Document Type


Degree Name

Bachelor of Science in Agriculture

Degree Level



Animal Science


Littlejohn, Brittni

Committee Member/Reader

McPeake, Becky

Committee Member/Second Reader

White, Don

Committee Member/Third Reader

Rogers, Lauren


Chronic Wasting Disease (CWD) is a disease caused by an accumulation of misfolded prions throughout the nervous system. This disease affects animals within the Cervidae Family, which includes deer, elk, moose, and caribou. This disease is fatal and physical symptoms often do not materialize until the animal is near death. CWD has become an increasing issue in Arkansas since an elk (Cervus canadensis) in Newton County tested positive for CWD in 2016. Since then, the Arkansas Game and Fish Commission (AGFC) has worked with the University of Arkansas Division of Agriculture (UADA) and others to develop management strategies to slow the transmission of this disease in the state. For this research project, three objectives were established.
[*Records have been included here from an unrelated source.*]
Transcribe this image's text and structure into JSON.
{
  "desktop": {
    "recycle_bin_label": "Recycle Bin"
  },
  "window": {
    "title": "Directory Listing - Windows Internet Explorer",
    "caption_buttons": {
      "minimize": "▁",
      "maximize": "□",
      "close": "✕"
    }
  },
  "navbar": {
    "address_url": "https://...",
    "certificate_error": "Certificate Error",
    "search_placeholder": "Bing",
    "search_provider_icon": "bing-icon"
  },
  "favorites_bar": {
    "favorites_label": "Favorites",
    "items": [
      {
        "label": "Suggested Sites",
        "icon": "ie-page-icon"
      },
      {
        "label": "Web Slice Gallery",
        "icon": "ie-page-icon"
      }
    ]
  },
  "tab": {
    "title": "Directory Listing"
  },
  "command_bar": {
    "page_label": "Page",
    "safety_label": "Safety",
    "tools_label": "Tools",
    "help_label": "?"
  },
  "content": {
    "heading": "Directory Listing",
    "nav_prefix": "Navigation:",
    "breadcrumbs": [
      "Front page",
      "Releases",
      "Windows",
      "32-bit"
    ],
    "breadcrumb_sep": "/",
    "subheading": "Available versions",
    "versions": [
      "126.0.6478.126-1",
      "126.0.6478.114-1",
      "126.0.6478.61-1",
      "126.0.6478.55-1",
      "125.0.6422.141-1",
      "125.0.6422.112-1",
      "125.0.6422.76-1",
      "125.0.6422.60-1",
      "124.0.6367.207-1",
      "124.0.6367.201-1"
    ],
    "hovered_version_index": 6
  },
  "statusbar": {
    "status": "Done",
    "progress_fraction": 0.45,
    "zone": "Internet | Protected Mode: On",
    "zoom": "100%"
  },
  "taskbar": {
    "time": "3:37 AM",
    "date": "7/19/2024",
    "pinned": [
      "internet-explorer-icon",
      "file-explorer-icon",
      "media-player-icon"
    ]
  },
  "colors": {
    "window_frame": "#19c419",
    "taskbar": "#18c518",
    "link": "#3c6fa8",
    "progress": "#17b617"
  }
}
The objectives of this study included: 1) develop engaging and up-to-date CWD educational materials and analyze whether these benefit UADA County Extension Agents (CEAs) in public education, 2) create a ready-to-use packet of program materials and demonstrate those materials for CEAs in efforts to increase the annual number of extension programs in Arkansas about CWD, 3) determine how effective an in-service training is at improving CEAs’ knowledge of CWD. The methodology for this study included creating educational materials for a UADA CEA in-service training consisting of a PowerPoint® presentation providing an overview of information and current management strategies regarding CWD in Arkansas as well as 4 handouts discussing various topics related to CWD. These materials were presented to CEAs and made available to them following the presentation through a Box file. The study included a pre-assessment and post-assessment given to the CEAs prior to and following the training. These assessments utilized convenience sampling to gather quantitative and qualitative data. A statistically significant difference between pre-assessment and post-assessment responses to 4 questions was detected for objectives 1 and 3. Responses corresponding to objective 2 were analyzed qualitatively and indicated success of the objective’s goals when comparing pre-assessment and post-assessment responses. These results indicate an overall positive response to the materials presented during the in-service training.


Prion, CWD, Extension, TSE, Cervid, Management